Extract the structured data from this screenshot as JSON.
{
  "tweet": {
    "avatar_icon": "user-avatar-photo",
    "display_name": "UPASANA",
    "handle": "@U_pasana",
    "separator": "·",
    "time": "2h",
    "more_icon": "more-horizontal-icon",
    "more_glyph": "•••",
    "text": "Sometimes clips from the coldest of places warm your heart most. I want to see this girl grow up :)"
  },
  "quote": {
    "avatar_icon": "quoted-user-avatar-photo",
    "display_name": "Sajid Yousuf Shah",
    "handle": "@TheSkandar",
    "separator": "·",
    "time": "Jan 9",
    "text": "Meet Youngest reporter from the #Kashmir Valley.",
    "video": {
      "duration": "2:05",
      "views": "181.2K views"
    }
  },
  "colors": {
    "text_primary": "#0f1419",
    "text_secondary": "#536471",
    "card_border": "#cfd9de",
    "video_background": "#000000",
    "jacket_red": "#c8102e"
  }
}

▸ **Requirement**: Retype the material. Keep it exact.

▸ **Task answer**:
Extract the structured data from this screenshot as JSON.
{
  "tweet": {
    "avatar_icon": "user-avatar-photo",
    "display_name": "UPASANA",
    "handle": "@U_pasana",
    "separator": "·",
    "time": "2h",
    "more_icon": "more-horizontal-icon",
    "more_glyph": "•••",
    "text": "Sometimes clips from the coldest of places warm your heart most. I want to see this girl grow up :)"
  },
  "quote": {
    "avatar_icon": "quoted-user-avatar-photo",
    "display_name": "Sajid Yousuf Shah",
    "handle": "@TheSkandar",
    "separator": "·",
    "time": "Jan 9",
    "text": "Meet Youngest reporter from the #Kashmir Valley.",
    "video": {
      "duration": "2:05",
      "views": "181.2K views"
    }
  },
  "colors": {
    "text_primary": "#0f1419",
    "text_secondary": "#536471",
    "card_border": "#cfd9de",
    "video_background": "#000000",
    "jacket_red": "#c8102e"
  }
}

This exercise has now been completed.